**Assignment:** Check every line below for the word "ImageButton" and give only the number of lines where it appears.

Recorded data
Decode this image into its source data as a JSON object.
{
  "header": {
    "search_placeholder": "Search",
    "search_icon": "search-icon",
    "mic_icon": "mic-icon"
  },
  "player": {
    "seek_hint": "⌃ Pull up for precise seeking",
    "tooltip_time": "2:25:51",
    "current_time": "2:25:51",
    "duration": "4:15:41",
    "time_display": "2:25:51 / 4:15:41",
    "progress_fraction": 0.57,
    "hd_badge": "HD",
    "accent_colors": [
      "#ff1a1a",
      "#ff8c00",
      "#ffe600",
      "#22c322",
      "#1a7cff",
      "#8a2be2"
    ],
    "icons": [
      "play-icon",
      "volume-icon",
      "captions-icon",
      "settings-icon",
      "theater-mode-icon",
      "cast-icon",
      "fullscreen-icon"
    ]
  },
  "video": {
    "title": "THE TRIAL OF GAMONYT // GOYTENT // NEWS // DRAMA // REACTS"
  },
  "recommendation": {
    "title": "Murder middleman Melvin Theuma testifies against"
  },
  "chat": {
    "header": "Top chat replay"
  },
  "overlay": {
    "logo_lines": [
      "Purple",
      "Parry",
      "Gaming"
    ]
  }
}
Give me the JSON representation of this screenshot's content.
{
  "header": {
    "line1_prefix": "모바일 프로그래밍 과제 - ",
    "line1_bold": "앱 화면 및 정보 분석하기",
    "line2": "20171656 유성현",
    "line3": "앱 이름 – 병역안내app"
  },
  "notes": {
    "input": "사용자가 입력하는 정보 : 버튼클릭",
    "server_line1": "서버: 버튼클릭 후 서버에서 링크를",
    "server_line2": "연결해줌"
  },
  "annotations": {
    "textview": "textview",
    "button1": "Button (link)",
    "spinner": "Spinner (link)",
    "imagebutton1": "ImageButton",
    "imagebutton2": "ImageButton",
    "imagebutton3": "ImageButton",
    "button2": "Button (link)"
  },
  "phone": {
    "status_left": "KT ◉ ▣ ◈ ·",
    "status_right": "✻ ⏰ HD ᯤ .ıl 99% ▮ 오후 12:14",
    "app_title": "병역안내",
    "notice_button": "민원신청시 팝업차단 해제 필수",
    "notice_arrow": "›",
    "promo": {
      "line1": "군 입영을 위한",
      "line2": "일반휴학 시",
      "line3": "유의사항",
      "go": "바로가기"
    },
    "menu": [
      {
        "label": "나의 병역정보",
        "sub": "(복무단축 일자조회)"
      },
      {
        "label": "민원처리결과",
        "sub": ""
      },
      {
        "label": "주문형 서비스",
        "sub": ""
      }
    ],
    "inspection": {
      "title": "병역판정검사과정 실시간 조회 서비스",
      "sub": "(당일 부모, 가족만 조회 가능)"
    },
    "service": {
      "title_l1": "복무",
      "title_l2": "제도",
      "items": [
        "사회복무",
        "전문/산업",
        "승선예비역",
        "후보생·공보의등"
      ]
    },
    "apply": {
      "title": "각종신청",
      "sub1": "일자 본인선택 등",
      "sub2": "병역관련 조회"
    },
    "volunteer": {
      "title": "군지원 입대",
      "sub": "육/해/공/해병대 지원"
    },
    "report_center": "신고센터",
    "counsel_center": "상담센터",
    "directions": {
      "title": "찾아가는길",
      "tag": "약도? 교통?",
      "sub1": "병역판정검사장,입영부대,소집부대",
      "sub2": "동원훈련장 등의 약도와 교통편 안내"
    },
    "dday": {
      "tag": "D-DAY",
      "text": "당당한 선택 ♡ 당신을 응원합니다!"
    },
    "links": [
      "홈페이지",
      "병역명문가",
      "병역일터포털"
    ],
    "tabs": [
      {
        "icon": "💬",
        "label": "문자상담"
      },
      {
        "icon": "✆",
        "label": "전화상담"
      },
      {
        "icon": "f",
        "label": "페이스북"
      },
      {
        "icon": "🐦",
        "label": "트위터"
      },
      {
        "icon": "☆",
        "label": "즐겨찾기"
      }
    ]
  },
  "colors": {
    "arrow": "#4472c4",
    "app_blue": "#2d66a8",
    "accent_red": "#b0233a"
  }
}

**Written answer:** 3